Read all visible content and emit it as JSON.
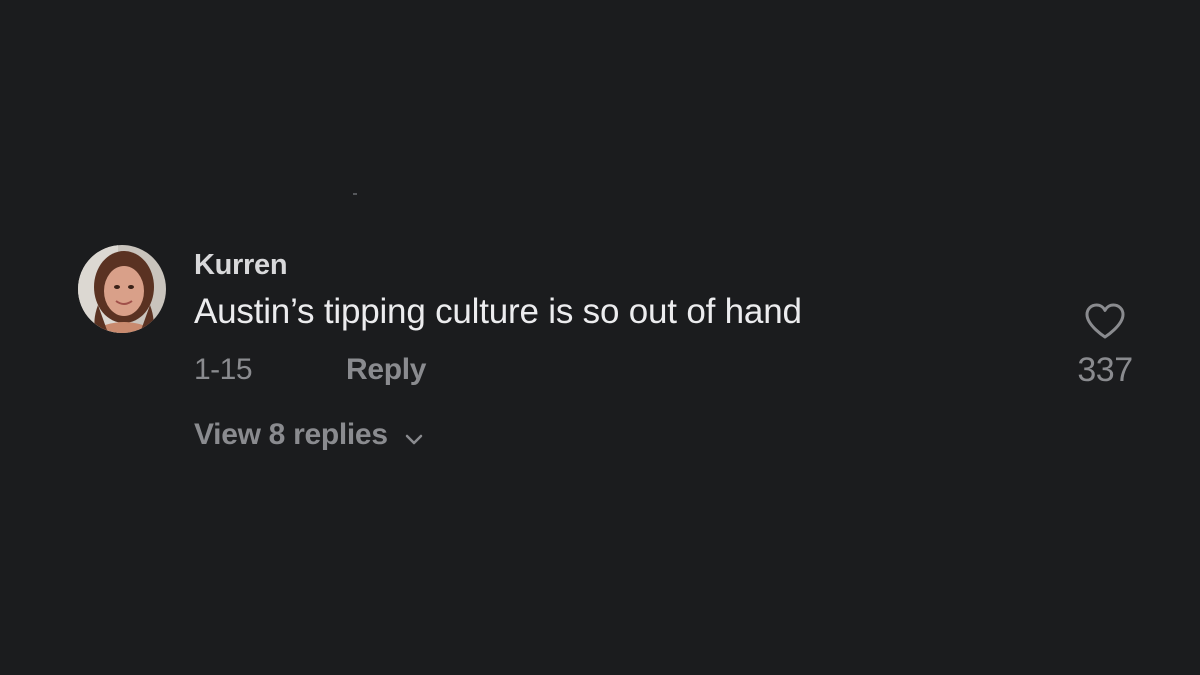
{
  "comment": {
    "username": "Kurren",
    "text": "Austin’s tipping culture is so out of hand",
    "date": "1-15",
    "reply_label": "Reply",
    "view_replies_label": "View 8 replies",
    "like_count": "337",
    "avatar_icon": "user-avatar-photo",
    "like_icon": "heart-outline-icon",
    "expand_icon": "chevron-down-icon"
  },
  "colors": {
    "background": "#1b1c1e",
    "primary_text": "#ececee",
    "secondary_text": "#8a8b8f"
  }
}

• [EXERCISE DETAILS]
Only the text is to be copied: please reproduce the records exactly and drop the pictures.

• [TASK OUTPUT]
Read all visible content and emit it as JSON.
{
  "comment": {
    "username": "Kurren",
    "text": "Austin’s tipping culture is so out of hand",
    "date": "1-15",
    "reply_label": "Reply",
    "view_replies_label": "View 8 replies",
    "like_count": "337",
    "avatar_icon": "user-avatar-photo",
    "like_icon": "heart-outline-icon",
    "expand_icon": "chevron-down-icon"
  },
  "colors": {
    "background": "#1b1c1e",
    "primary_text": "#ececee",
    "secondary_text": "#8a8b8f"
  }
}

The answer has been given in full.